Data supplied Block Start

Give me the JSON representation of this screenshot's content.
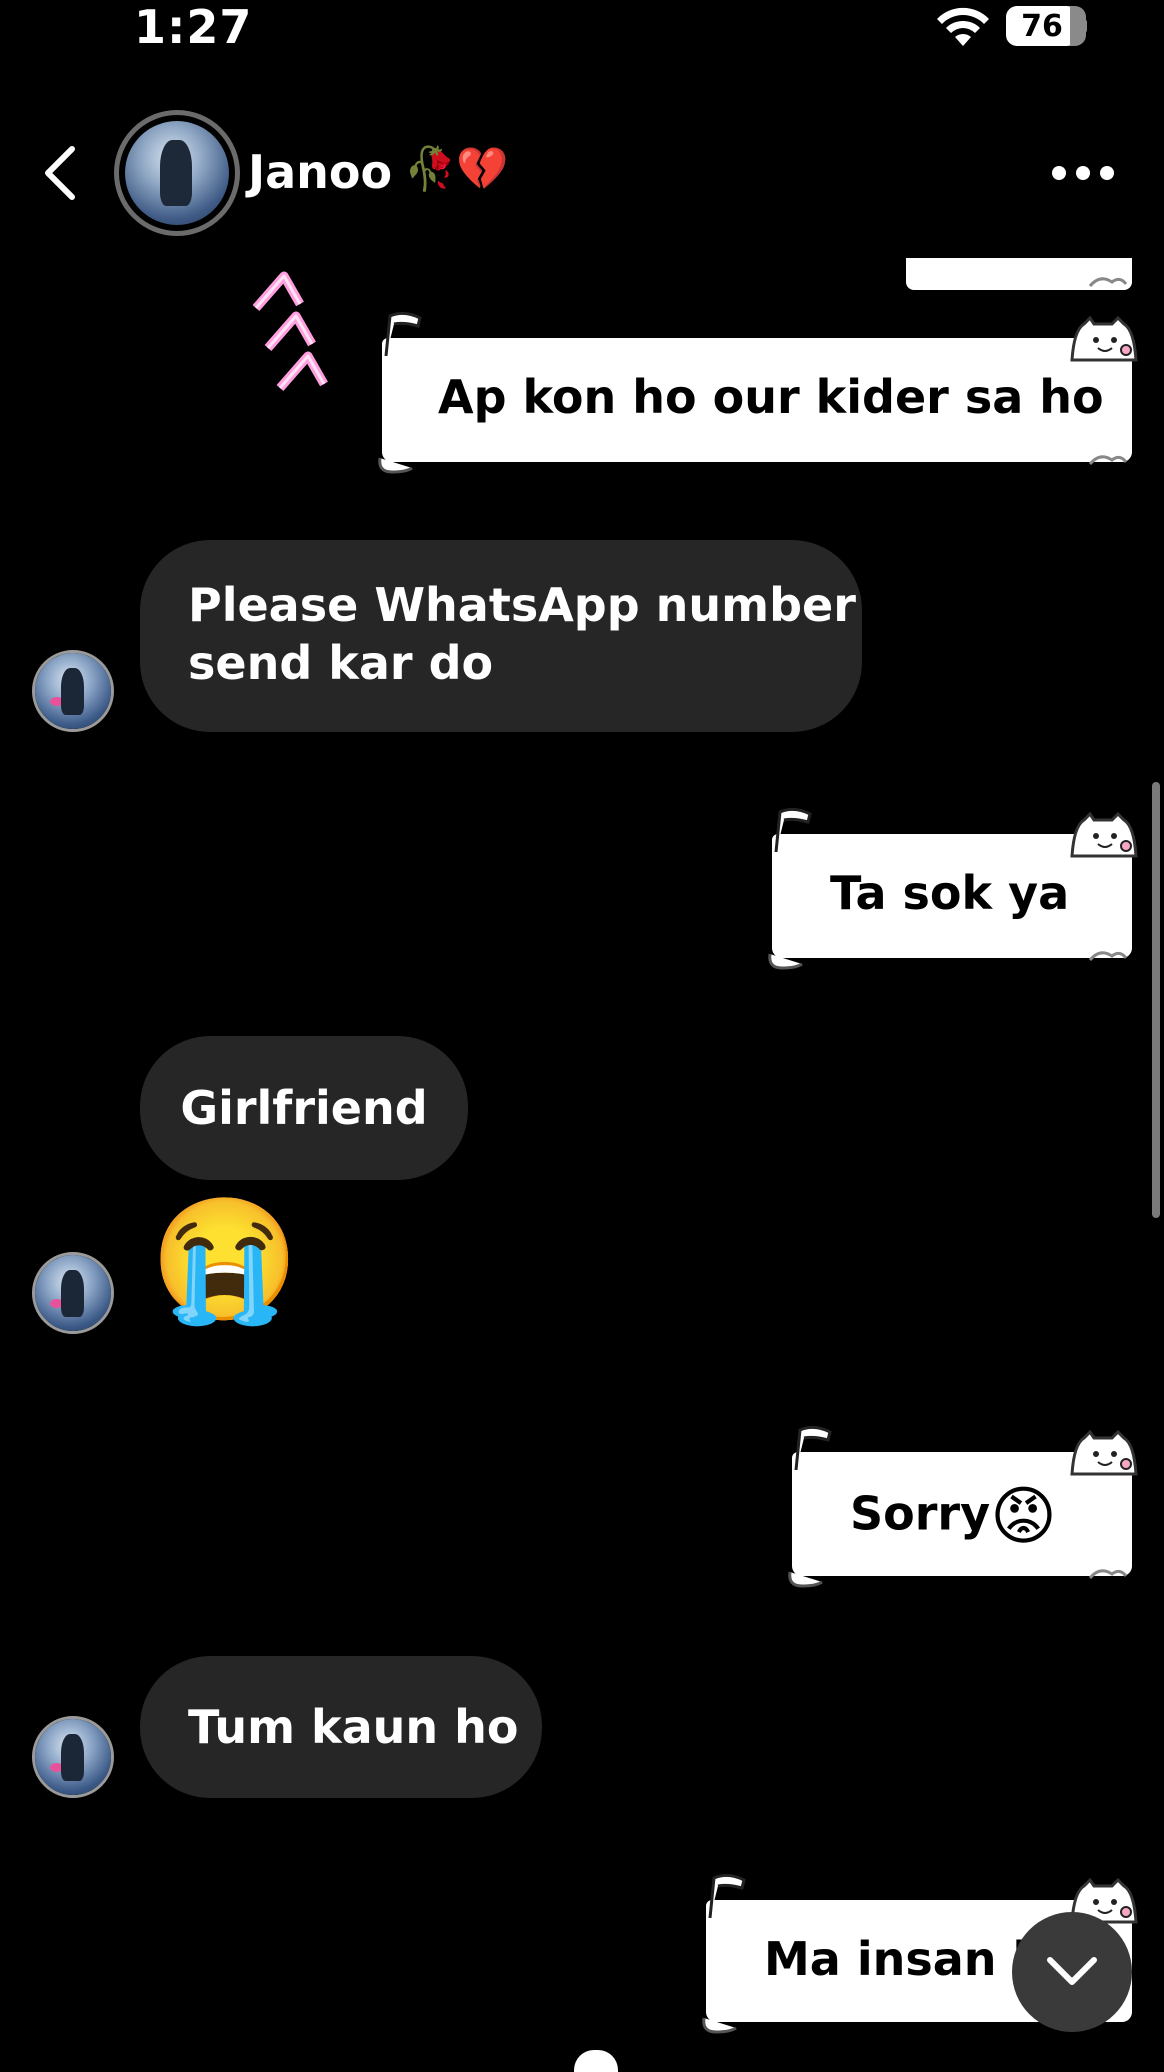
{
  "status_bar": {
    "time": "1:27",
    "battery": "76"
  },
  "header": {
    "title": "Janoo",
    "title_emoji": "🥀💔"
  },
  "messages": [
    {
      "direction": "sent",
      "text": "Ap kon ho our kider sa ho"
    },
    {
      "direction": "received",
      "lines": [
        "Please WhatsApp number",
        "send kar do"
      ]
    },
    {
      "direction": "sent",
      "text": "Ta sok ya"
    },
    {
      "direction": "received",
      "text": "Girlfriend"
    },
    {
      "direction": "received",
      "text": "😭"
    },
    {
      "direction": "sent",
      "text": "Sorry",
      "emoji": "😡"
    },
    {
      "direction": "received",
      "text": "Tum kaun ho"
    },
    {
      "direction": "sent",
      "text": "Ma insan h"
    }
  ],
  "icons": {
    "back": "chevron-left-icon",
    "more": "more-horizontal-icon",
    "jump": "chevron-down-icon",
    "wifi": "wifi-icon",
    "battery": "battery-icon"
  }
}
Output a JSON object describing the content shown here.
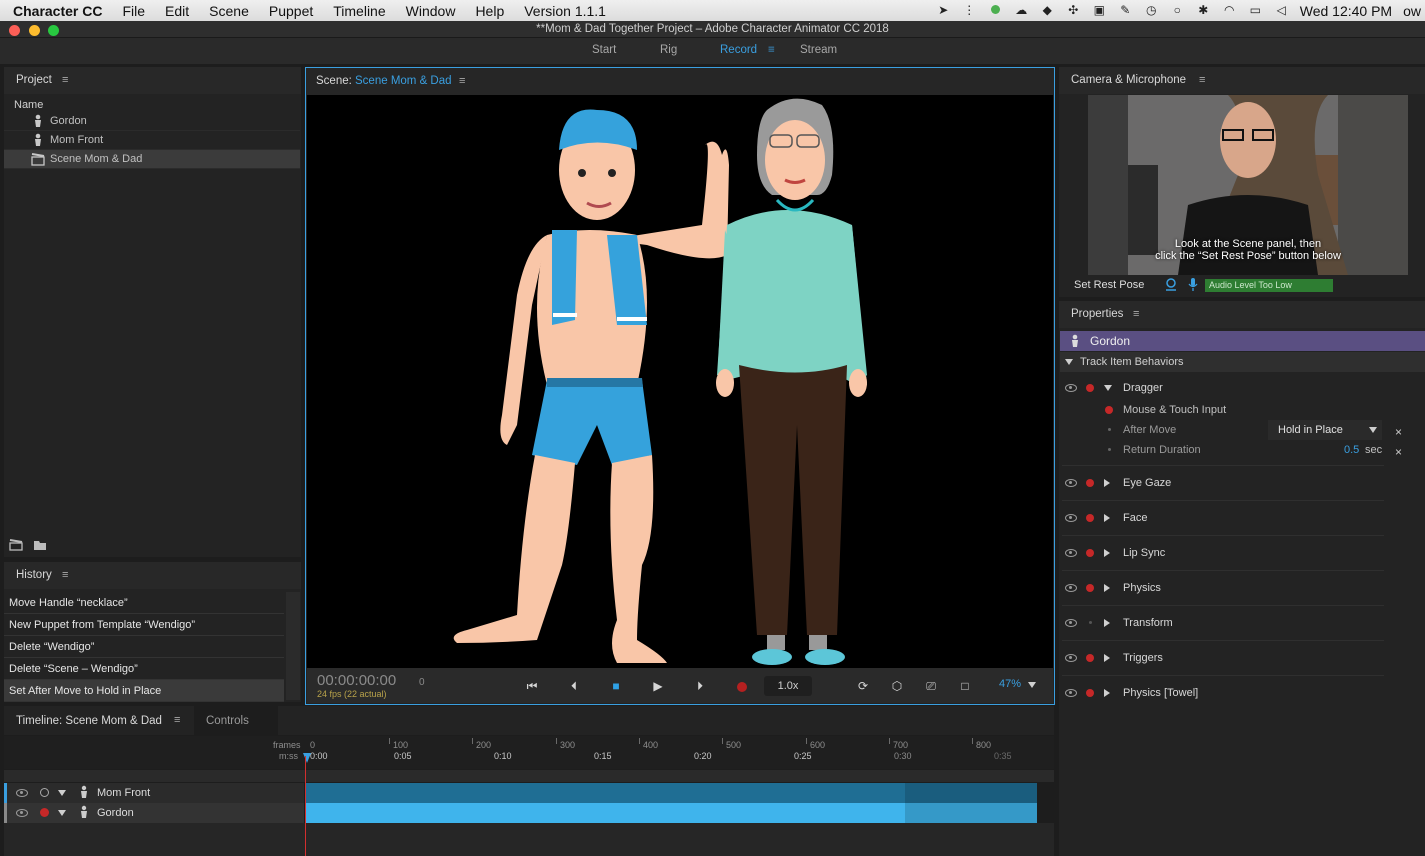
{
  "menubar": {
    "app_name": "Character CC",
    "items": [
      "File",
      "Edit",
      "Scene",
      "Puppet",
      "Timeline",
      "Window",
      "Help",
      "Version 1.1.1"
    ],
    "clock": "Wed 12:40 PM",
    "user": "ow"
  },
  "window": {
    "title": "**Mom & Dad Together Project – Adobe Character Animator CC 2018"
  },
  "workspace": {
    "modes": [
      "Start",
      "Rig",
      "Record",
      "Stream"
    ],
    "active_mode": "Record"
  },
  "project": {
    "title": "Project",
    "column_name": "Name",
    "items": [
      {
        "label": "Gordon",
        "icon": "puppet-icon"
      },
      {
        "label": "Mom Front",
        "icon": "puppet-icon"
      },
      {
        "label": "Scene Mom & Dad",
        "icon": "scene-icon",
        "selected": true
      }
    ]
  },
  "history": {
    "title": "History",
    "items": [
      "Move Handle “necklace”",
      "New Puppet from Template “Wendigo”",
      "Delete “Wendigo”",
      "Delete “Scene – Wendigo”",
      "Set After Move to Hold in Place"
    ],
    "selected_index": 4
  },
  "scene": {
    "title_prefix": "Scene:",
    "title_name": "Scene Mom & Dad",
    "timecode": "00:00:00:00",
    "frame": "0",
    "fps": "24 fps (22 actual)",
    "speed": "1.0x",
    "zoom": "47%"
  },
  "camera": {
    "title": "Camera & Microphone",
    "instruction_line1": "Look at the Scene panel, then",
    "instruction_line2": "click the “Set Rest Pose” button below",
    "set_rest_pose_label": "Set Rest Pose",
    "audio_level": "Audio Level Too Low"
  },
  "properties": {
    "title": "Properties",
    "puppet_name": "Gordon",
    "section": "Track Item Behaviors",
    "dragger": {
      "name": "Dragger",
      "mouse_touch": "Mouse & Touch Input",
      "after_move_label": "After Move",
      "after_move_value": "Hold in Place",
      "return_duration_label": "Return Duration",
      "return_duration_value": "0.5",
      "return_duration_unit": "sec"
    },
    "behaviors": [
      "Eye Gaze",
      "Face",
      "Lip Sync",
      "Physics",
      "Transform",
      "Triggers",
      "Physics [Towel]"
    ]
  },
  "timeline": {
    "title": "Timeline: Scene Mom & Dad",
    "controls_tab": "Controls",
    "frames_label": "frames",
    "mss_label": "m:ss",
    "frame_ticks": [
      "0",
      "100",
      "200",
      "300",
      "400",
      "500",
      "600",
      "700",
      "800"
    ],
    "time_ticks": [
      "0:00",
      "0:05",
      "0:10",
      "0:15",
      "0:20",
      "0:25",
      "0:30",
      "0:35"
    ],
    "tracks": [
      "Mom Front",
      "Gordon"
    ]
  },
  "colors": {
    "accent_blue": "#3a9fe0",
    "record_red": "#c62828",
    "puppet_header_purple": "#5a4f82",
    "audio_green": "#2e7d32",
    "track_mom": "#1f6e94",
    "track_gordon": "#3fb4ec"
  }
}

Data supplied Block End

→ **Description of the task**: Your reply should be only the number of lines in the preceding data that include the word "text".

→ **Response below**: 7